LOGAN — Internationally recognized authority on leadership and best-selling author Stephen R. Covey is joining Utah State University's faculty as a tenured, full professor and the first incumbent of the Jon M. Huntsman Presidential Chair in Leadership, established last year.
The appointment of Covey, best known for his book, "The 7 Habits of Highly Effective People," comes at the launch of a drive to develop funding for a Stephen R. Covey Center for Leadership, which is intended to bring together students, scholars and practitioners of leadership from around the world while showcasing Covey's works.
"Because of its deep commitment to the long-term promotion of universal, timeless principles of success in life and business — principles such as integrity, trust and service — I'm absolutely thrilled to associate myself with the Huntsman School," Covey, 77, said in a statement released Thursday by USU. He said the leaders and faculty at the Jon M. Huntsman School of Business "just seem to get it."
Business Dean Douglas D. Anderson said the addition of Covey to its faculty is great news for students. He said it will give the school added momentum as it continues to emphasize the importance of innovative, ethical leadership.
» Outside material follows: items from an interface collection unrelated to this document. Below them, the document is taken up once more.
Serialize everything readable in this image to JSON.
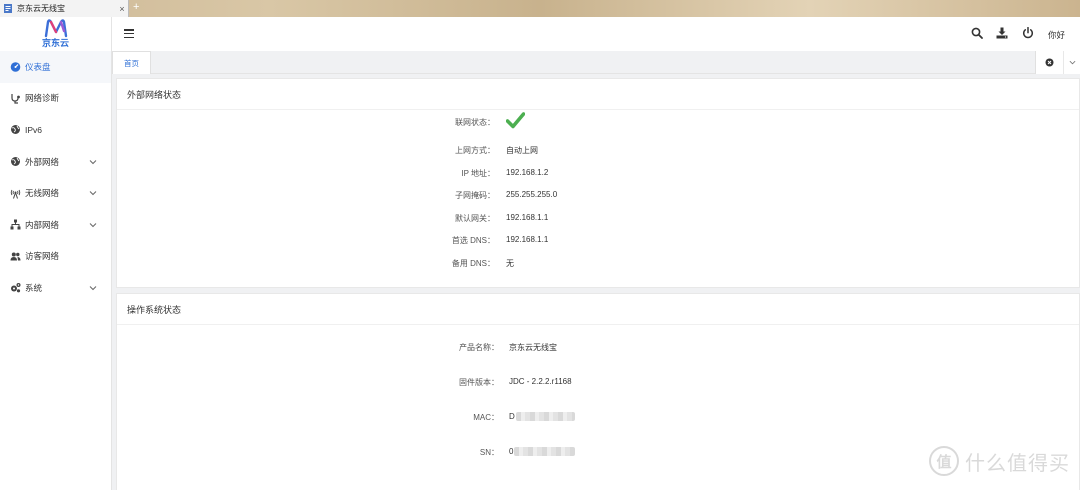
{
  "browser": {
    "tab_title": "京东云无线宝",
    "tab_close": "×",
    "new_tab": "+"
  },
  "sidebar": {
    "logo_text": "京东云",
    "items": [
      {
        "label": "仪表盘",
        "icon": "dashboard-icon",
        "active": true
      },
      {
        "label": "网络诊断",
        "icon": "stethoscope-icon"
      },
      {
        "label": "IPv6",
        "icon": "globe-icon"
      },
      {
        "label": "外部网络",
        "icon": "globe-icon",
        "expandable": true
      },
      {
        "label": "无线网络",
        "icon": "wifi-tower-icon",
        "expandable": true
      },
      {
        "label": "内部网络",
        "icon": "sitemap-icon",
        "expandable": true
      },
      {
        "label": "访客网络",
        "icon": "users-icon"
      },
      {
        "label": "系统",
        "icon": "cogs-icon",
        "expandable": true
      }
    ]
  },
  "header": {
    "hello": "你好",
    "icons": [
      "search-icon",
      "download-icon",
      "power-icon"
    ]
  },
  "tabs": {
    "home": "首页"
  },
  "external_status": {
    "title": "外部网络状态",
    "rows": [
      {
        "label": "联网状态：",
        "value": "",
        "icon": "check-icon",
        "icon_color": "#4caf50"
      },
      {
        "label": "上网方式：",
        "value": "自动上网"
      },
      {
        "label": "IP 地址：",
        "value": "192.168.1.2"
      },
      {
        "label": "子网掩码：",
        "value": "255.255.255.0"
      },
      {
        "label": "默认网关：",
        "value": "192.168.1.1"
      },
      {
        "label": "首选 DNS：",
        "value": "192.168.1.1"
      },
      {
        "label": "备用 DNS：",
        "value": "无"
      }
    ]
  },
  "system_status": {
    "title": "操作系统状态",
    "rows": [
      {
        "label": "产品名称：",
        "value": "京东云无线宝"
      },
      {
        "label": "固件版本：",
        "value": "JDC - 2.2.2.r1168"
      },
      {
        "label": "MAC：",
        "value": "D"
      },
      {
        "label": "SN：",
        "value": "0"
      }
    ]
  },
  "watermark": {
    "badge": "值",
    "text": "什么值得买"
  },
  "colors": {
    "accent": "#2f6fd6",
    "success": "#4caf50"
  }
}
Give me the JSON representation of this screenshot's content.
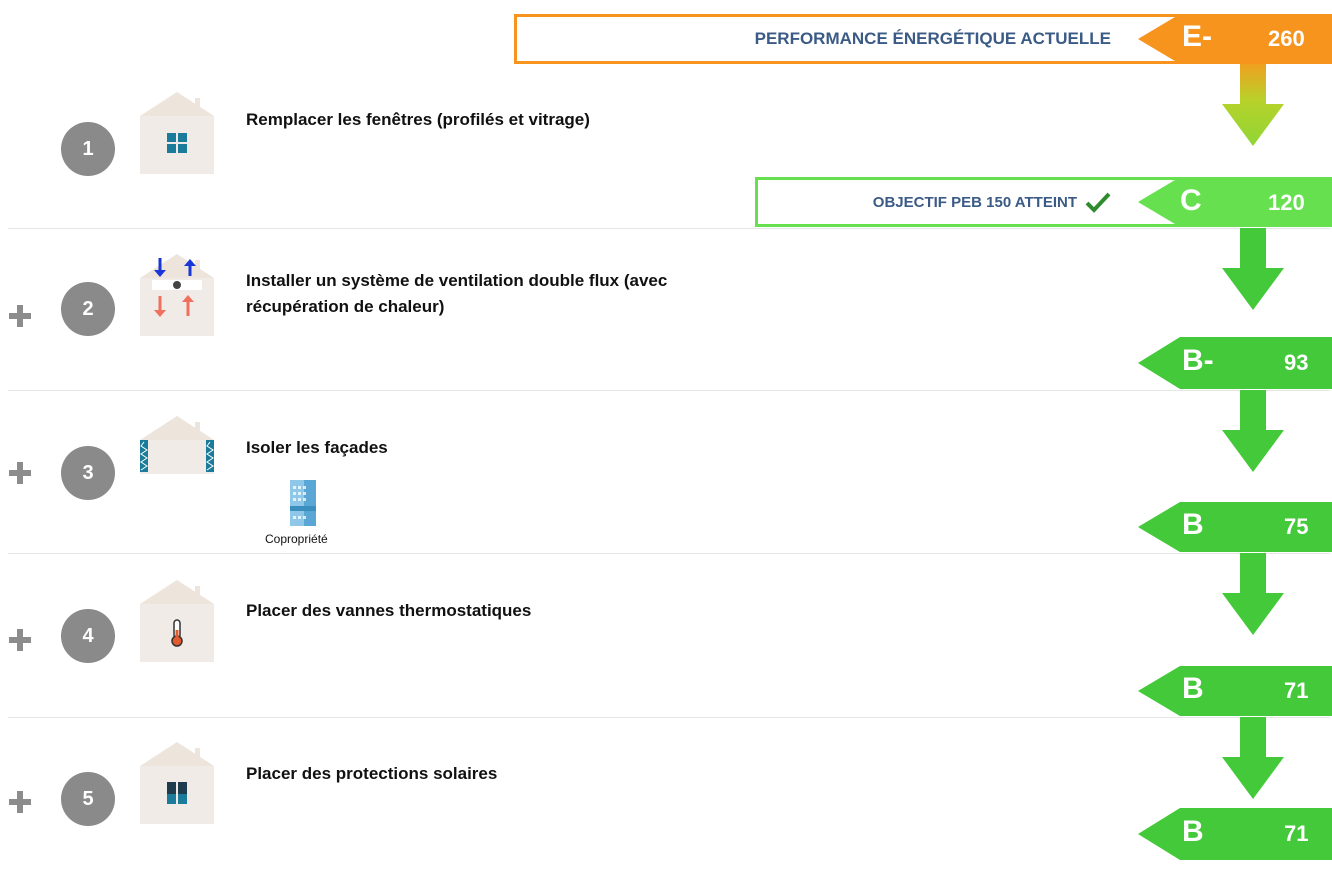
{
  "current": {
    "label": "PERFORMANCE ÉNERGÉTIQUE ACTUELLE",
    "grade": "E-",
    "value": "260",
    "color": "#f7941d"
  },
  "objective": {
    "label": "OBJECTIF PEB 150 ATTEINT",
    "grade": "C",
    "value": "120",
    "color": "#66e04f",
    "check_icon": "check-icon"
  },
  "steps": [
    {
      "number": "1",
      "title": "Remplacer les fenêtres (profilés et vitrage)",
      "icon": "window-house-icon"
    },
    {
      "number": "2",
      "title_line1": "Installer un système de ventilation double flux (avec",
      "title_line2": "récupération de chaleur)",
      "icon": "ventilation-house-icon"
    },
    {
      "number": "3",
      "title": "Isoler les façades",
      "icon": "insulated-house-icon",
      "badge": "Copropriété"
    },
    {
      "number": "4",
      "title": "Placer des vannes thermostatiques",
      "icon": "thermometer-house-icon"
    },
    {
      "number": "5",
      "title": "Placer des protections solaires",
      "icon": "shutter-house-icon"
    }
  ],
  "results": [
    {
      "grade": "B-",
      "value": "93"
    },
    {
      "grade": "B",
      "value": "75"
    },
    {
      "grade": "B",
      "value": "71"
    },
    {
      "grade": "B",
      "value": "71"
    }
  ],
  "colors": {
    "green": "#44c93a",
    "orange": "#f7941d",
    "circle_gray": "#8a8a8a",
    "house_wall": "#f0ebe6",
    "banner_text": "#3b5b86"
  }
}
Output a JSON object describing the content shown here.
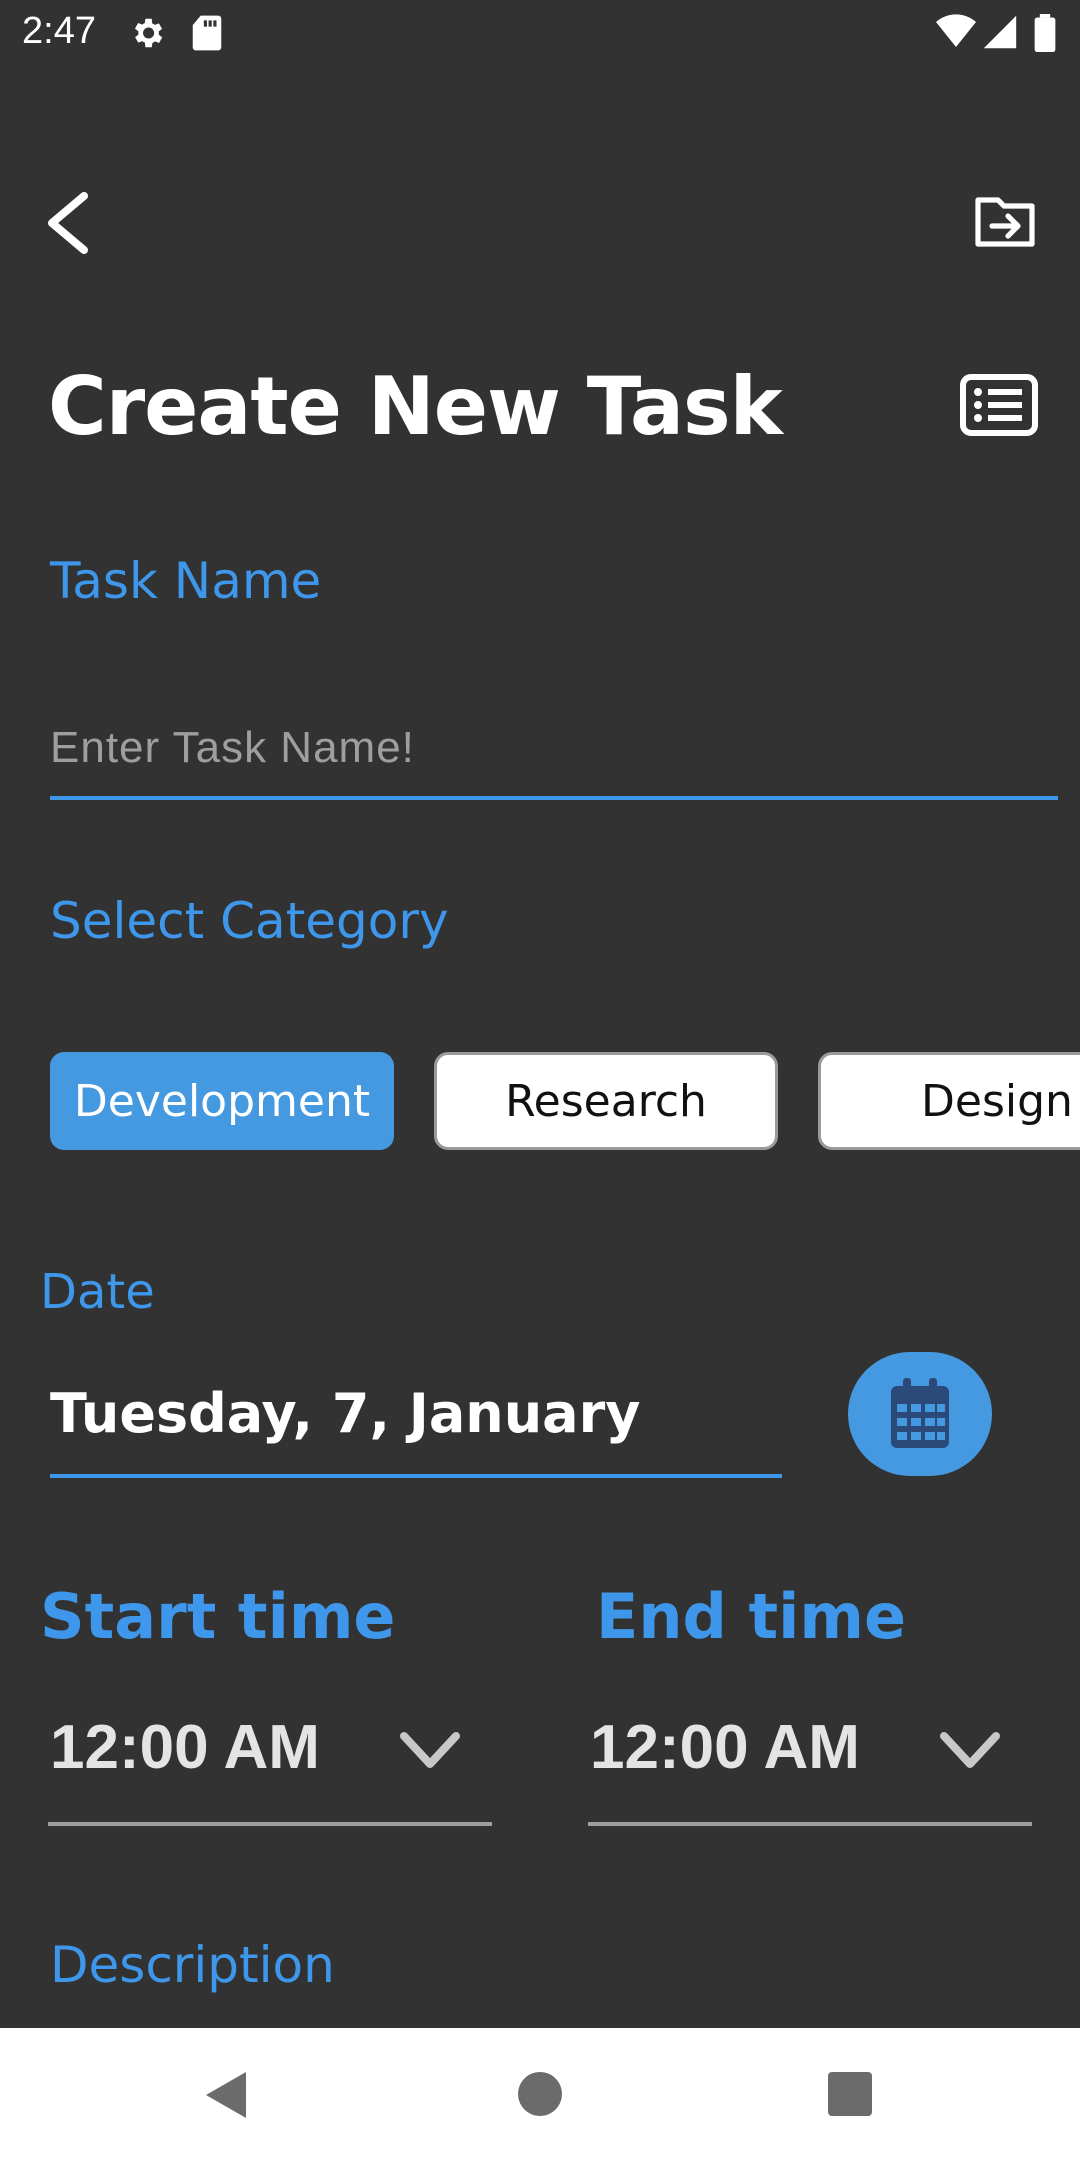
{
  "status_bar": {
    "time": "2:47",
    "icons": [
      "gear-icon",
      "sd-card-icon",
      "wifi-icon",
      "signal-icon",
      "battery-icon"
    ]
  },
  "app_bar": {
    "back_icon": "chevron-left-icon",
    "action_icon": "folder-move-icon"
  },
  "header": {
    "title": "Create New Task",
    "list_icon": "list-view-icon"
  },
  "task_name": {
    "label": "Task Name",
    "placeholder": "Enter Task Name!",
    "value": ""
  },
  "category": {
    "label": "Select Category",
    "options": [
      {
        "label": "Development",
        "selected": true
      },
      {
        "label": "Research",
        "selected": false
      },
      {
        "label": "Design",
        "selected": false
      }
    ]
  },
  "date": {
    "label": "Date",
    "value": "Tuesday, 7, January",
    "calendar_icon": "calendar-icon"
  },
  "start_time": {
    "label": "Start time",
    "value": "12:00 AM"
  },
  "end_time": {
    "label": "End time",
    "value": "12:00 AM"
  },
  "description": {
    "label": "Description"
  },
  "colors": {
    "background": "#323232",
    "accent": "#3e97ea",
    "chip_active": "#4599e0",
    "nav_bar": "#ffffff"
  }
}
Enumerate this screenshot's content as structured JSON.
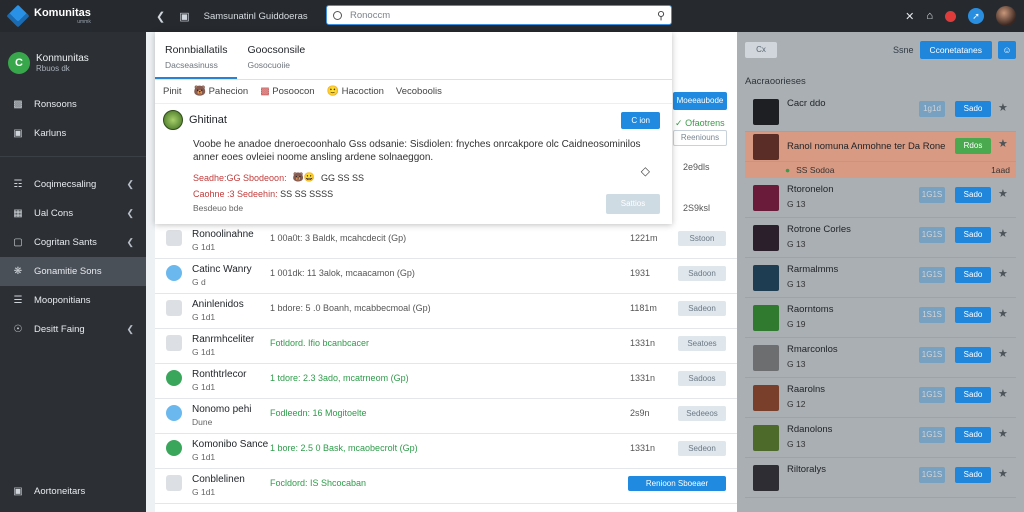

"Dr. Covey's life's work has been to teach principle-centered leadership, and that is a key part of what we do here at the Huntsman School of Business," Anderson said. "We know the work we will do with him will leave a legacy in the lives of our students."
Covey will be a "research scholar" at the university, giving occasional lectures at the main Logan campus while he works with faculty to establish the Covey Center, as well as continuing his work worldwide. He is co-founder and vice chairman of FranklinCovey, a firm with offices in 123 countries. He has written or co-written more than a dozen books and has seven more in production. Covey was recognized in 1996 as one of Time magazine's 25 most influential Americans and one of Sales and Marketing Management's top 25 power brokers.
"Dr. Covey believes in living his life in crescendo," Anderson said. "This means his best years and our best years are ahead. It's clear he's not slowing down. We look forward to the amazing and innovative things we'll be able to do together."
Covey, a longtime friend of Jon M. Huntsman Sr., holds a bachelor's degree in business administration from the University of Utah, an MBA from Harvard University and a doctorate of religious education in LDS Church History from Brigham Young University.
The Huntsman Presidential Chair position is partially funded by Huntsman, in support of furthering the mission, vision and purposes of the school. Funds allocated to support presidential chairs are typically private donations and may be used to support faculty salaries, instructional activities, research or other creative activities of the incumbent chair holder.
In 2007, Huntsman donated $25 million to the school and pledged to support its ongoing efforts to become a top-tier business school. In May 2009, he said he would help to fund two presidential chairs, offering the Huntsman School of Business the opportunity to draft top professors who will become key players in transforming the school.
In 2009, Covey launched a career development webinar series to help people struggling in the economic downturn. He plans to offer timely and current topics on a regular basis. Covey has said he is impressed with USU's Shingo Prize for Operational Excellence, an organization that helps companies focus on principles that create a culture of continuous improvement through employee-empowerment and effective leadership to become more competitive and efficient.
"Companies that have implemented principles taught by The Shingo Prize have made dramatic and measurable progress in achieving operational excellence," he said.